National Archives at Seattle

The Great War and the New Era

In April 1917 the United States entered World War I against Germany and Austria-Hungary. The Federal Government immediately began to mobilize American society to meet the demands of "total war." The Boeing Airplane Company was established in 1916 in Seattle and by 1918 was building airplanes for the U. S. Navy in support of the war effort. Men who had experience in the logging industry found themselves fighting the war not in the trenches in Europe but in the forests of the Pacific Northwest cutting Sitka spruce destined to be made into airplanes for the U. S. Navy and the newly created Army Air Corps. Women found themselves working in jobs previously closed to them and their contribution to the war effort helped win women the right to vote.

The end of World War I brought a slight depression to the Pacific Northwest with a decline in airplane manufacturing and shipbuilding, but by the early 1920’s many people were experiencing a new prosperity. The trend toward more leisure time combined with more urban living led to the development of outdoor recreational opportunities, as the nation’s forest began to be seen as more than just a stockpile of raw goods. But prosperity did not extend to all groups. Many farmers and minorities groups did not share in the good times. In the Pacific Northwest, Native American tribes tried to hold on to their traditional ways while adapting to technological developments on their reservations.

Interestingly, for a nation that was now predominately urban, during the 1920s government photographers seemed to have concentrated many of their efforts on recording rural life, a trend reflected in the holdings of NARA’s Pacific Alaska Region.

Refer to CaptionIrrigation Reports, 1909-1942; Portland Area Office Irrigation Branch; Records of the Bureau of Indian Affairs (RG 75)

The impact of irrigation on Indian farmers on the region’s reservations was clear as harvests, such as this one of sugar beets on the Fort Hall Reservation in Idaho, continued to grow. Despite the new agricultural technologies that were introduced in the early 20th century, many Native American farmers continued to use the old techniques. (ca. 1919)

Refer to Caption Records of the Salt Lake Extension and Credit Office; Portland Area Office; Records of the Bureau of Indian Affairs (RG 75) (National Archives Identifier 298562)

Even as the third decade of the century began, it was common to find traditional methods still in use on the Fort Hall Reservation in Idaho. Here firewood is stacked in preparation for the winter months. Brought down from the mountains or up from the river bottoms, it is stood on end to keep it dry and out of the snow. (1931)

Refer to Caption Correspondence Files; Inspector of Naval Aircraft, Seattle, WA; Records of the Bureau of Aeronautics (RG 72)

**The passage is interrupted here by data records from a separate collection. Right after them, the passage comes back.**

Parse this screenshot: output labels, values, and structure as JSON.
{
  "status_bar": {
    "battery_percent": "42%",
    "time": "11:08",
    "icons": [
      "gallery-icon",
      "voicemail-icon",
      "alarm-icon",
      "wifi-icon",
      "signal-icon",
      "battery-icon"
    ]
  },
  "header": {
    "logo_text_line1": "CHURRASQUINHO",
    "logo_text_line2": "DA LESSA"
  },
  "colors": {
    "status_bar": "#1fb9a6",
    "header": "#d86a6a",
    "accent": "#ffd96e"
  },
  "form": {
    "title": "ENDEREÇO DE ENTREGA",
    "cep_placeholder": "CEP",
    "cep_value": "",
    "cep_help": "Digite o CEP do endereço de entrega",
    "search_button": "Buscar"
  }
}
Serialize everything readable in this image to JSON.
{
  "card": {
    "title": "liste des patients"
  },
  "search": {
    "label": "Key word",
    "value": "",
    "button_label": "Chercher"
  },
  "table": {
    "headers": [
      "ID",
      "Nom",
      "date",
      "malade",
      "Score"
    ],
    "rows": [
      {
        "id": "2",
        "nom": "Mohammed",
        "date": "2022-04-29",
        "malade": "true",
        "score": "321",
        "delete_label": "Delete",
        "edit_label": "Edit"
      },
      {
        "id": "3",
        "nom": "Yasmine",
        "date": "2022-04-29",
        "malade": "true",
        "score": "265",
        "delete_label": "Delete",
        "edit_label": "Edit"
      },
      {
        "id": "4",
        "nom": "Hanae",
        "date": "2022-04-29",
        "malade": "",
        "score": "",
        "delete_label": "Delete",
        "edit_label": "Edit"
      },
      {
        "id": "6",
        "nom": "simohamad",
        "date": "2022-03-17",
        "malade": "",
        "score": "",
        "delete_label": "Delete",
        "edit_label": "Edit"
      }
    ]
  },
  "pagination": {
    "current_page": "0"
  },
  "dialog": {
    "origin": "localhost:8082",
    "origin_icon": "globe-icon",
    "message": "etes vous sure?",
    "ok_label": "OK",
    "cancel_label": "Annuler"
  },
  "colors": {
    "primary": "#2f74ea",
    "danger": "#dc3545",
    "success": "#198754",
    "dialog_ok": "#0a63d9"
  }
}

At the end of World War I, the Boeing Airplane Company had contracted with the U.S. Navy to build the HS-2L Flying Boat. Built out of spruce logged from forests in the Pacific Northwest, the plane was constructed in part by shaping the wood around planking forms. Note the women working in the Boeing plant in 1919.

Refer to Caption Olympic National Forest History Files; Records of the Forest Service (RG 95)

Assigned to log spruce for use in constructing the Army’s first airplanes, members of the U.S. Army Air Corps Spruce Division served during WWI while stationed in Washington State. Although headquartered in Vancouver, Washington, most men were based in remote camps throughout the forests on the Olympic peninsula. This isolation proved to be to their advantage at the end of the war when the 1918 Flu Epidemic struck. Here they are seen splitting a spruce log using wooden wedges, as metal was scarce during the war. (ca. 1918)

Refer to CaptionDecimal Correspondence File, 1926-1950; Taholah Indian Agency; Records of the Bureau of Indian Affairs (RG 75)

Answering the ancient call of the sea and her bounty, this father and son prepare to paddle twenty-five miles off the coast of Washington to hunt seal. Using a canoe having the high bow characteristic of the Quillayute tribe and hewn from a single cedar log, they got to the hunting grounds in five hours and returned successful. (ca. 1935)

Refer to CaptionLocal use of Forest Service land for grazing was encouraged, and special use permits were regularly granted to ranchers such as H.B. Steiner, shown here with six month old kid bucks on his ranch on the Sixes River, Siskiyou National Forest, Oregon. (September 1920)

Refer to CaptionFor those used to the “Do Not Feed the Animals” signs now found in national forests, it is clear that this image comes from a different era. In this 1922 photo, a ranger on the Crater National Forest and a squirrel clearly have a much closer encounter than those encouraged by the end of the century.
Refer to Caption As the Forest Service wanted to encourage the use of the forests by the public, images of some of the hidden treasures found in the forest became regular advertising tools. The falls on the South Umpqua River in the Umpqua National Forest take center stage in this image. (August 1922)

By the 1920s, photography had become a commonplace part of annual reports submitted by Federal agencies. In addition to this use, the Forest Service began to make use of photographs to entice people to use the national forests as more than just a seemingly never ending supply of raw lumber.